══ RECORDS FOR PROCESSING ══

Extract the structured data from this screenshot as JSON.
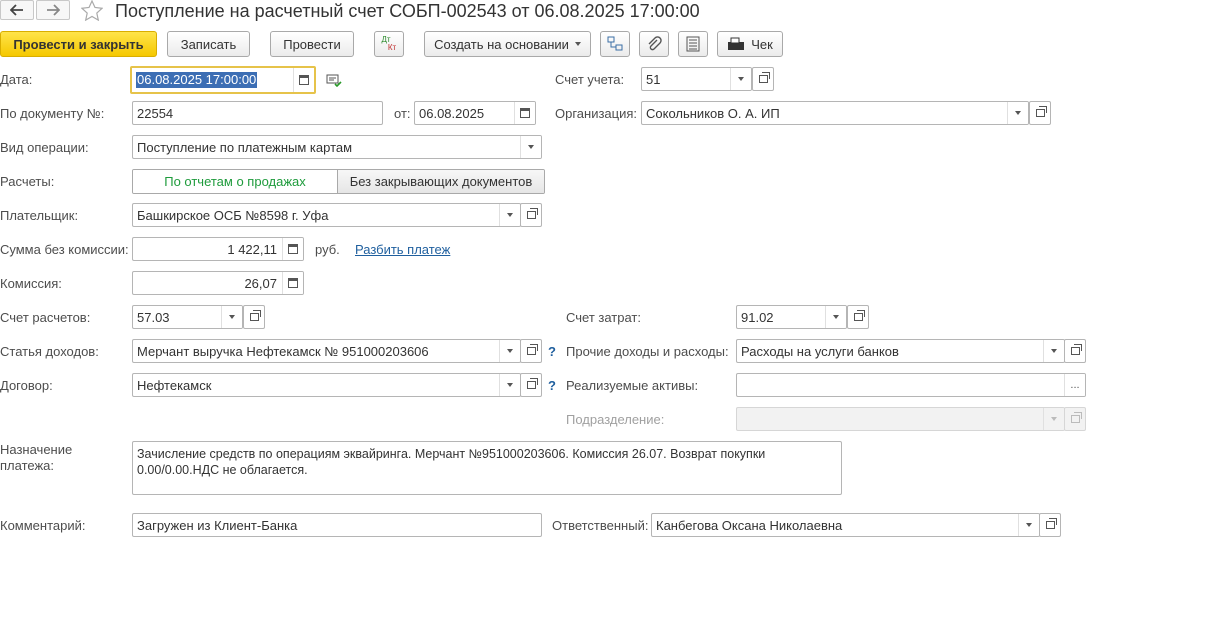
{
  "header": {
    "title": "Поступление на расчетный счет СОБП-002543 от 06.08.2025 17:00:00"
  },
  "toolbar": {
    "post_close": "Провести и закрыть",
    "save": "Записать",
    "post": "Провести",
    "dtkt_top": "Дт",
    "dtkt_bottom": "Кт",
    "create_based": "Создать на основании",
    "receipt": "Чек"
  },
  "form": {
    "date": {
      "label": "Дата:",
      "value": "06.08.2025 17:00:00"
    },
    "account": {
      "label": "Счет учета:",
      "value": "51"
    },
    "doc_number": {
      "label": "По документу №:",
      "value": "22554"
    },
    "doc_from": {
      "label": "от:",
      "value": "06.08.2025"
    },
    "organization": {
      "label": "Организация:",
      "value": "Сокольников О. А. ИП"
    },
    "operation_type": {
      "label": "Вид операции:",
      "value": "Поступление по платежным картам"
    },
    "settlements": {
      "label": "Расчеты:",
      "option1": "По отчетам о продажах",
      "option2": "Без закрывающих документов"
    },
    "payer": {
      "label": "Плательщик:",
      "value": "Башкирское ОСБ №8598 г. Уфа"
    },
    "amount": {
      "label": "Сумма без комиссии:",
      "value": "1 422,11",
      "currency": "руб.",
      "split_link": "Разбить платеж"
    },
    "commission": {
      "label": "Комиссия:",
      "value": "26,07"
    },
    "settlement_account": {
      "label": "Счет расчетов:",
      "value": "57.03"
    },
    "expense_account": {
      "label": "Счет затрат:",
      "value": "91.02"
    },
    "income_item": {
      "label": "Статья доходов:",
      "value": "Мерчант выручка Нефтекамск № 951000203606",
      "help": "?"
    },
    "other_income": {
      "label": "Прочие доходы и расходы:",
      "value": "Расходы на услуги банков"
    },
    "contract": {
      "label": "Договор:",
      "value": "Нефтекамск",
      "help": "?"
    },
    "sold_assets": {
      "label": "Реализуемые активы:",
      "value": "",
      "dots": "..."
    },
    "department": {
      "label": "Подразделение:",
      "value": ""
    },
    "purpose": {
      "label_line1": "Назначение",
      "label_line2": "платежа:",
      "line1": "Зачисление средств по операциям эквайринга. Мерчант №951000203606. Комиссия 26.07. Возврат покупки",
      "line2": "0.00/0.00.НДС не облагается."
    },
    "comment": {
      "label": "Комментарий:",
      "value": "Загружен из Клиент-Банка"
    },
    "responsible": {
      "label": "Ответственный:",
      "value": "Канбегова Оксана Николаевна"
    }
  },
  "colors": {
    "primary_button": "#f5c800",
    "link": "#1f5f9e",
    "selected_toggle_text": "#1e9b3c",
    "focus_border": "#e6c34a"
  },
  "icons": [
    "back-arrow-icon",
    "forward-arrow-icon",
    "star-icon",
    "calendar-icon",
    "chevron-down-icon",
    "open-form-icon",
    "dtkt-icon",
    "structure-icon",
    "paperclip-icon",
    "list-icon",
    "receipt-icon",
    "history-icon",
    "help-icon"
  ]
}
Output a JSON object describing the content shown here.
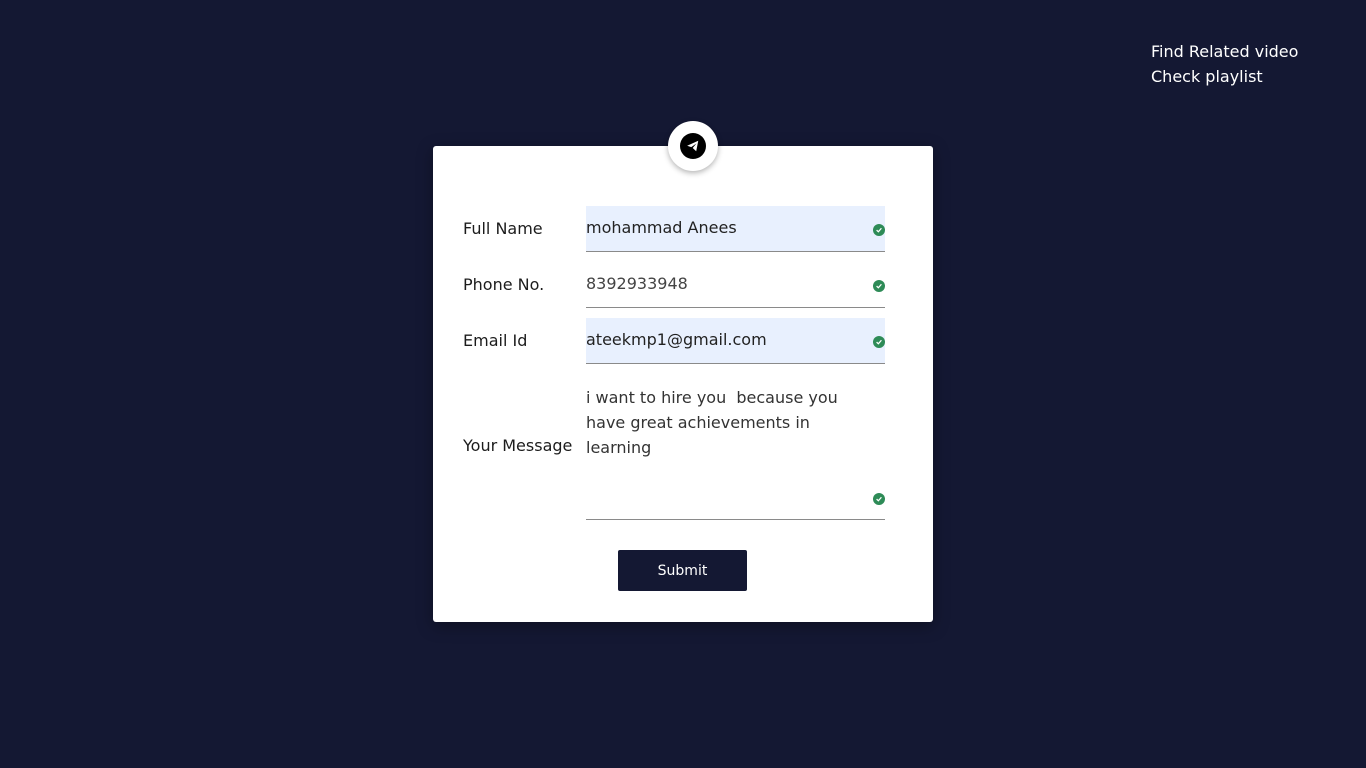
{
  "nav": {
    "links": [
      {
        "label": "Find Related video"
      },
      {
        "label": "Check playlist"
      }
    ]
  },
  "form": {
    "icon": "telegram-send-icon",
    "fields": [
      {
        "label": "Full Name",
        "value": "mohammad Anees",
        "valid": true
      },
      {
        "label": "Phone No.",
        "value": "8392933948",
        "valid": true
      },
      {
        "label": "Email Id",
        "value": "ateekmp1@gmail.com",
        "valid": true
      },
      {
        "label": "Your Message",
        "value": "i want to hire you  because you have great achievements in learning",
        "valid": true
      }
    ],
    "submit_label": "Submit"
  },
  "colors": {
    "background": "#141833",
    "card": "#ffffff",
    "autofill": "#e8f0fe",
    "valid": "#2e8b57",
    "button": "#141833"
  }
}
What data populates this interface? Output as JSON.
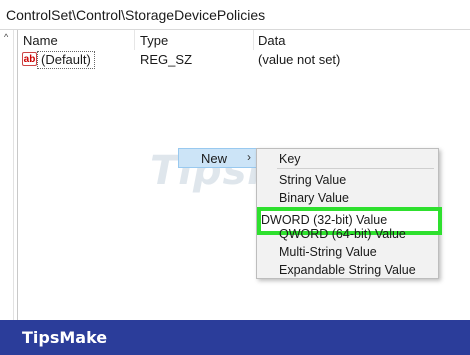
{
  "address_bar": {
    "path": "ControlSet\\Control\\StorageDevicePolicies"
  },
  "list": {
    "columns": [
      "Name",
      "Type",
      "Data"
    ],
    "rows": [
      {
        "icon": "ab",
        "name": "(Default)",
        "type": "REG_SZ",
        "data": "(value not set)"
      }
    ]
  },
  "context_menu": {
    "new_label": "New",
    "submenu": {
      "items": [
        "Key",
        "String Value",
        "Binary Value",
        "DWORD (32-bit) Value",
        "QWORD (64-bit) Value",
        "Multi-String Value",
        "Expandable String Value"
      ],
      "highlighted_item": "DWORD (32-bit) Value"
    }
  },
  "watermark": "TipsMake",
  "footer": {
    "brand": "TipsMake"
  },
  "colors": {
    "highlight_border": "#2ee02e",
    "menu_hover": "#cce4f7",
    "footer_bg": "#2b3d9a",
    "string_icon": "#c00000"
  },
  "icons": [
    "scroll-up-caret-icon",
    "string-value-icon",
    "submenu-arrow-icon"
  ]
}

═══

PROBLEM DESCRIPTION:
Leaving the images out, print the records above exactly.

SOLUTION TO THE EXERCISE:
Extract the structured data from this screenshot as JSON.
{
  "header": {
    "title": "Поступление на расчетный счет СОБП-002543 от 06.08.2025 17:00:00"
  },
  "toolbar": {
    "post_close": "Провести и закрыть",
    "save": "Записать",
    "post": "Провести",
    "dtkt_top": "Дт",
    "dtkt_bottom": "Кт",
    "create_based": "Создать на основании",
    "receipt": "Чек"
  },
  "form": {
    "date": {
      "label": "Дата:",
      "value": "06.08.2025 17:00:00"
    },
    "account": {
      "label": "Счет учета:",
      "value": "51"
    },
    "doc_number": {
      "label": "По документу №:",
      "value": "22554"
    },
    "doc_from": {
      "label": "от:",
      "value": "06.08.2025"
    },
    "organization": {
      "label": "Организация:",
      "value": "Сокольников О. А. ИП"
    },
    "operation_type": {
      "label": "Вид операции:",
      "value": "Поступление по платежным картам"
    },
    "settlements": {
      "label": "Расчеты:",
      "option1": "По отчетам о продажах",
      "option2": "Без закрывающих документов"
    },
    "payer": {
      "label": "Плательщик:",
      "value": "Башкирское ОСБ №8598 г. Уфа"
    },
    "amount": {
      "label": "Сумма без комиссии:",
      "value": "1 422,11",
      "currency": "руб.",
      "split_link": "Разбить платеж"
    },
    "commission": {
      "label": "Комиссия:",
      "value": "26,07"
    },
    "settlement_account": {
      "label": "Счет расчетов:",
      "value": "57.03"
    },
    "expense_account": {
      "label": "Счет затрат:",
      "value": "91.02"
    },
    "income_item": {
      "label": "Статья доходов:",
      "value": "Мерчант выручка Нефтекамск № 951000203606",
      "help": "?"
    },
    "other_income": {
      "label": "Прочие доходы и расходы:",
      "value": "Расходы на услуги банков"
    },
    "contract": {
      "label": "Договор:",
      "value": "Нефтекамск",
      "help": "?"
    },
    "sold_assets": {
      "label": "Реализуемые активы:",
      "value": "",
      "dots": "..."
    },
    "department": {
      "label": "Подразделение:",
      "value": ""
    },
    "purpose": {
      "label_line1": "Назначение",
      "label_line2": "платежа:",
      "line1": "Зачисление средств по операциям эквайринга. Мерчант №951000203606. Комиссия 26.07. Возврат покупки",
      "line2": "0.00/0.00.НДС не облагается."
    },
    "comment": {
      "label": "Комментарий:",
      "value": "Загружен из Клиент-Банка"
    },
    "responsible": {
      "label": "Ответственный:",
      "value": "Канбегова Оксана Николаевна"
    }
  },
  "colors": {
    "primary_button": "#f5c800",
    "link": "#1f5f9e",
    "selected_toggle_text": "#1e9b3c",
    "focus_border": "#e6c34a"
  },
  "icons": [
    "back-arrow-icon",
    "forward-arrow-icon",
    "star-icon",
    "calendar-icon",
    "chevron-down-icon",
    "open-form-icon",
    "dtkt-icon",
    "structure-icon",
    "paperclip-icon",
    "list-icon",
    "receipt-icon",
    "history-icon",
    "help-icon"
  ]
}
Output a JSON object describing the content shown here.
{
  "nav": {
    "links": [
      {
        "label": "Find Related video"
      },
      {
        "label": "Check playlist"
      }
    ]
  },
  "form": {
    "icon": "telegram-send-icon",
    "fields": [
      {
        "label": "Full Name",
        "value": "mohammad Anees",
        "valid": true
      },
      {
        "label": "Phone No.",
        "value": "8392933948",
        "valid": true
      },
      {
        "label": "Email Id",
        "value": "ateekmp1@gmail.com",
        "valid": true
      },
      {
        "label": "Your Message",
        "value": "i want to hire you  because you have great achievements in learning",
        "valid": true
      }
    ],
    "submit_label": "Submit"
  },
  "colors": {
    "background": "#141833",
    "card": "#ffffff",
    "autofill": "#e8f0fe",
    "valid": "#2e8b57",
    "button": "#141833"
  }
}
What data populates this interface? Output as JSON.
{
  "address_bar": {
    "path": "ControlSet\\Control\\StorageDevicePolicies"
  },
  "list": {
    "columns": [
      "Name",
      "Type",
      "Data"
    ],
    "rows": [
      {
        "icon": "ab",
        "name": "(Default)",
        "type": "REG_SZ",
        "data": "(value not set)"
      }
    ]
  },
  "context_menu": {
    "new_label": "New",
    "submenu": {
      "items": [
        "Key",
        "String Value",
        "Binary Value",
        "DWORD (32-bit) Value",
        "QWORD (64-bit) Value",
        "Multi-String Value",
        "Expandable String Value"
      ],
      "highlighted_item": "DWORD (32-bit) Value"
    }
  },
  "watermark": "TipsMake",
  "footer": {
    "brand": "TipsMake"
  },
  "colors": {
    "highlight_border": "#2ee02e",
    "menu_hover": "#cce4f7",
    "footer_bg": "#2b3d9a",
    "string_icon": "#c00000"
  },
  "icons": [
    "scroll-up-caret-icon",
    "string-value-icon",
    "submenu-arrow-icon"
  ]
}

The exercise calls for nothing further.